> _Data shown_
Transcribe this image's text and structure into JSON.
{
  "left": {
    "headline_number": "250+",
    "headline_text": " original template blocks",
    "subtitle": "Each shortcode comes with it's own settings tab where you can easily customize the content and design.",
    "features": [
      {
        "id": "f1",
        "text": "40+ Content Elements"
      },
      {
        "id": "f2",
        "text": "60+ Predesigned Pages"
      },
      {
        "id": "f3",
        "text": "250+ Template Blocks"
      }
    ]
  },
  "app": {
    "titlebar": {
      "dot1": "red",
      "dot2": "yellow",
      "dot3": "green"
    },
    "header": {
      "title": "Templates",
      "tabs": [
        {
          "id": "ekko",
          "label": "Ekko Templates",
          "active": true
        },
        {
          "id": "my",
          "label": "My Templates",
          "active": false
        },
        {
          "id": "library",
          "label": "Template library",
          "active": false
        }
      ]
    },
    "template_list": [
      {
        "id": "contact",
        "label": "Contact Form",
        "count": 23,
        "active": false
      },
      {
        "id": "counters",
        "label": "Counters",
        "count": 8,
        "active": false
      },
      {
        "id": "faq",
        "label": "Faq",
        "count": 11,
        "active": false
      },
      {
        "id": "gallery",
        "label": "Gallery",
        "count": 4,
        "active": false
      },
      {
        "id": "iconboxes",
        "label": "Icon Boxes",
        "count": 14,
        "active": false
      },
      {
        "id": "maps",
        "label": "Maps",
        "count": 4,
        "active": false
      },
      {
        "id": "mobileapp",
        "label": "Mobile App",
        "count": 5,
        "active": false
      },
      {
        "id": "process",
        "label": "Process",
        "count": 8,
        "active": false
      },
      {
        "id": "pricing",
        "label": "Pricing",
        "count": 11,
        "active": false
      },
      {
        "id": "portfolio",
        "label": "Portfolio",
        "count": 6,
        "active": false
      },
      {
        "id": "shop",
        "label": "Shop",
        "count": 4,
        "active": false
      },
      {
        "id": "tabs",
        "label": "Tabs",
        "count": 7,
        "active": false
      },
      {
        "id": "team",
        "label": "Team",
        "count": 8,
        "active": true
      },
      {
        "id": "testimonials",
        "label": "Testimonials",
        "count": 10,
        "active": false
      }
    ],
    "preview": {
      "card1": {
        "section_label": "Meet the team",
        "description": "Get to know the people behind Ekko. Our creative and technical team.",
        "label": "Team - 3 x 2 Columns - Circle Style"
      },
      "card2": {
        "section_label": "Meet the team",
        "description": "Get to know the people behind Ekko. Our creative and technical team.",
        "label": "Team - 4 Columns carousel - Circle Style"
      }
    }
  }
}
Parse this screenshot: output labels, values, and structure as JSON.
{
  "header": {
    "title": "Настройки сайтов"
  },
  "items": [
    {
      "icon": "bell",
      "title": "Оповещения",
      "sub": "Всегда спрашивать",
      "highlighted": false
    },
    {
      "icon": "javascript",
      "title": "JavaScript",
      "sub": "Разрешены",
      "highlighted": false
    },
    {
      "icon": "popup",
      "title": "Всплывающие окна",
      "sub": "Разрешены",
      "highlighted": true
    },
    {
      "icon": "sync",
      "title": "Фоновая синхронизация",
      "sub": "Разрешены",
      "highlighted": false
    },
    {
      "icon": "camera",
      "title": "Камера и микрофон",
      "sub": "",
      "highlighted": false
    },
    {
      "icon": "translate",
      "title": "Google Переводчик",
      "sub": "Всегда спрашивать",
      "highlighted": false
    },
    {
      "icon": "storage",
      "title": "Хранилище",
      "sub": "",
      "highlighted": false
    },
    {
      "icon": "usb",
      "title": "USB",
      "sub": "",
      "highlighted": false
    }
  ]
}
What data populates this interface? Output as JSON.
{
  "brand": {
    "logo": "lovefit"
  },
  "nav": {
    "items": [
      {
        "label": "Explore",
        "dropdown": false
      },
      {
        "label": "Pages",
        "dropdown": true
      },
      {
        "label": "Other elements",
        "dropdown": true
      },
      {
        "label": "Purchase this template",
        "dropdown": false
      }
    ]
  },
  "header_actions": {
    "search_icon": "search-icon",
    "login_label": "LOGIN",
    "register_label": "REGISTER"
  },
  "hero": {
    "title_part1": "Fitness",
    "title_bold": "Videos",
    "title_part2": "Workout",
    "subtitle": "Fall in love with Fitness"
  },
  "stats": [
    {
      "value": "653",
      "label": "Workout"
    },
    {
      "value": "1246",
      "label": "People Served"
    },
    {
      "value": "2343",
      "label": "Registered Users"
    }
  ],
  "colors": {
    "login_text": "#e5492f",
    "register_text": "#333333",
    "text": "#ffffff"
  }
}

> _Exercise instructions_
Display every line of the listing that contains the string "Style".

> _Reply to the task_
        "label": "Team - 3 x 2 Columns - Circle Style"
        "label": "Team - 4 Columns carousel - Circle Style"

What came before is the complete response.